A Stable Organization Structure Has Not Been Established to Oversee the Systems Modernization Effort
There have been several changes to the IRS Program Management Office (PMO) developed to oversee the information systems modernization effort and, as of the end of our audit, the IRS did not have an approved organizational structure in place. Without a stable PMO, the IRS has encountered difficulties in timely requesting the release of modernization funds from the Congress, conducting complete quality assurance reviews, fully implementing risk management capabilities, defining architecture standards, and effectively monitoring contractor performance.
Adequate Staffing Levels for the Program Management Office Have Not Been Determined
Since a stable PMO has not been formed, the IRS has not determined the roles and responsibilities needed to oversee the modernization contractor. Without defined roles and responsibilities, the IRS has not been able to create a staffing plan for the PMO. In addition, a staff skills analysis and training plan have not been developed. Without skills analyses, the IRS cannot ensure that needed skills and abilities to oversee the contractor are available to the PMO.

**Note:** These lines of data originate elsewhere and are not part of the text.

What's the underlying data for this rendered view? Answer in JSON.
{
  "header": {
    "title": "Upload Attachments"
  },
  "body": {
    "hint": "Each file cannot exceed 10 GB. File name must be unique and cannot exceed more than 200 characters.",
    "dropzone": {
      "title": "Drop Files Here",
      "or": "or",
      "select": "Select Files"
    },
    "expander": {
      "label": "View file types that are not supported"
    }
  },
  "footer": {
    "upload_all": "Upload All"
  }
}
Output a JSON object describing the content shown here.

An Adequate Performance Monitoring Framework Has Not Been Established
The IRS has not created policies and procedures to provide an adequate framework for overseeing systems modernization. The IRS was conducting reviews of the modernization contractor ineffectively and did not have an automated method for collecting and disseminating contractor performance data. In addition, no formal assessment had been made of the modernization contractor to ensure that information provided to the IRS was accurate and complete. Due to the lack of a stable PMO, contractor performance has not been closely monitored and modernization projects have approached the end of planning without completing all the required work products.
A Risk Management Framework Has Not Been Fully Implemented

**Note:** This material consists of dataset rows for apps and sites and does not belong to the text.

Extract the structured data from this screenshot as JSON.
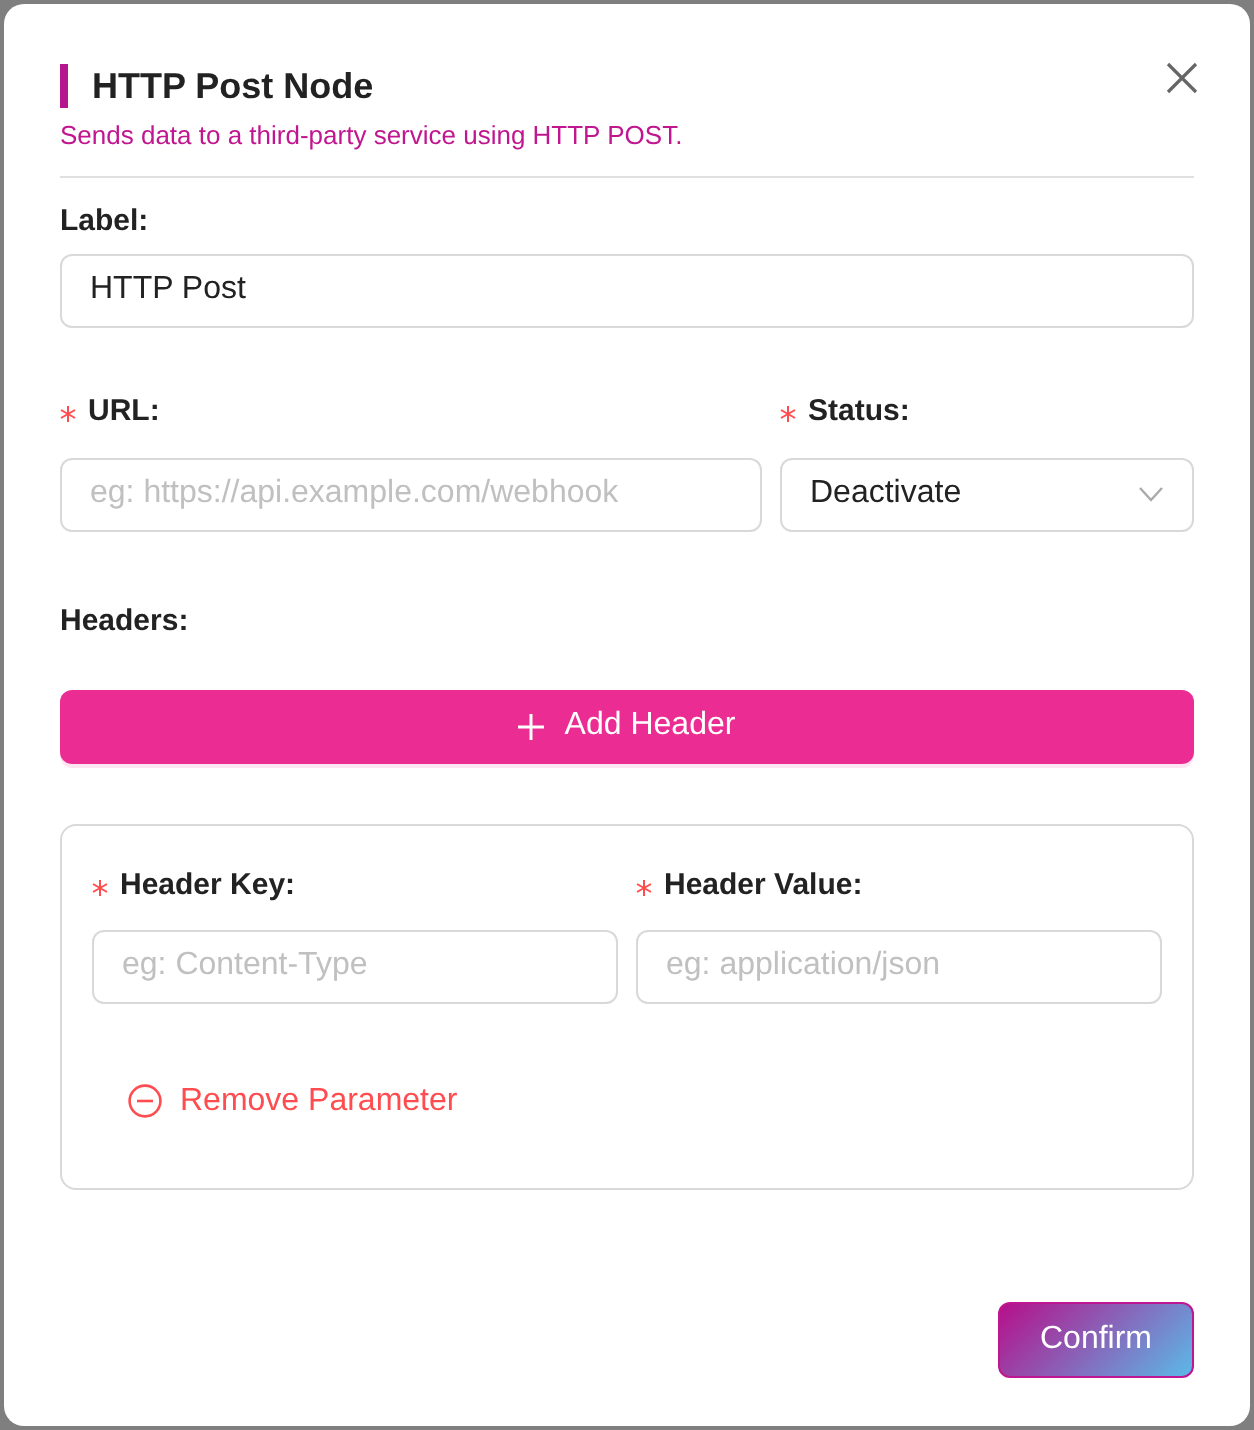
{
  "dialog": {
    "title": "HTTP Post Node",
    "subtitle": "Sends data to a third-party service using HTTP POST."
  },
  "label_field": {
    "label": "Label:",
    "value": "HTTP Post"
  },
  "url_field": {
    "label": "URL:",
    "placeholder": "eg: https://api.example.com/webhook",
    "required": true
  },
  "status_field": {
    "label": "Status:",
    "value": "Deactivate",
    "required": true
  },
  "headers": {
    "label": "Headers:",
    "add_button": "Add Header",
    "items": [
      {
        "key_label": "Header Key:",
        "key_placeholder": "eg: Content-Type",
        "value_label": "Header Value:",
        "value_placeholder": "eg: application/json",
        "required": true,
        "remove_button": "Remove Parameter"
      }
    ]
  },
  "confirm_button": "Confirm"
}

While the IRS has developed policies and procedures, risk management has not been fully implemented and training has not occurred. Since the PMO has been unstable, a central office responsible for risk management has not been approved. Without a fully implemented risk management framework, there is no assurance that PMO (program-wide) and project level risks are being identified, addressed, and monitored.
Summary of Recommendations

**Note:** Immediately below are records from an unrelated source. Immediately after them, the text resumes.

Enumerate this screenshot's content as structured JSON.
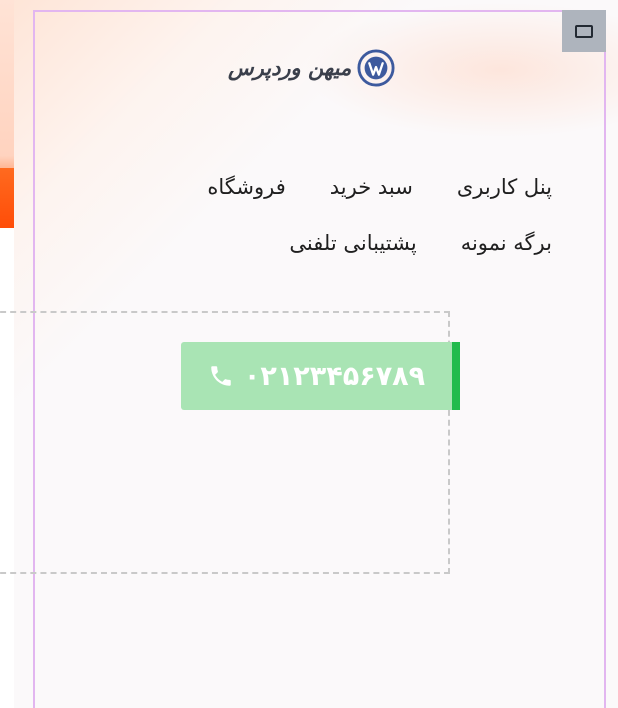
{
  "header": {
    "logo": {
      "wordmark": "میهن وردپرس",
      "emblem": "wordpress-logo-icon"
    },
    "view_toggle_icon": "window-icon"
  },
  "nav": {
    "items": [
      {
        "label": "پنل کاربری"
      },
      {
        "label": "سبد خرید"
      },
      {
        "label": "فروشگاه"
      },
      {
        "label": "برگه نمونه"
      },
      {
        "label": "پشتیبانی تلفنی"
      }
    ]
  },
  "phone_button": {
    "number": "۰۲۱۲۳۴۵۶۷۸۹",
    "icon": "phone-icon",
    "background_color": "#a9e4b4",
    "accent_color": "#22bb4d"
  },
  "colors": {
    "frame_border": "#e2b6f0",
    "left_accent": "#ff5a12"
  }
}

We recommend that IRS management stabilize the PMO designed to oversee the systems modernization effort and develop plans to ensure the adequacy of PMO staffing. We also recommend establishing offices responsible for developing and enhancing performance monitoring and risk management capabilities. This should result in improved service to taxpayers through the implementation of quality modernization projects.
Managementís Response: We issued a draft of this report to IRS management on May 2, 2000, with a June 1, 2000, response period. An extension was granted until June 16, 2000. However, managementís response was not available as of the date this report was released.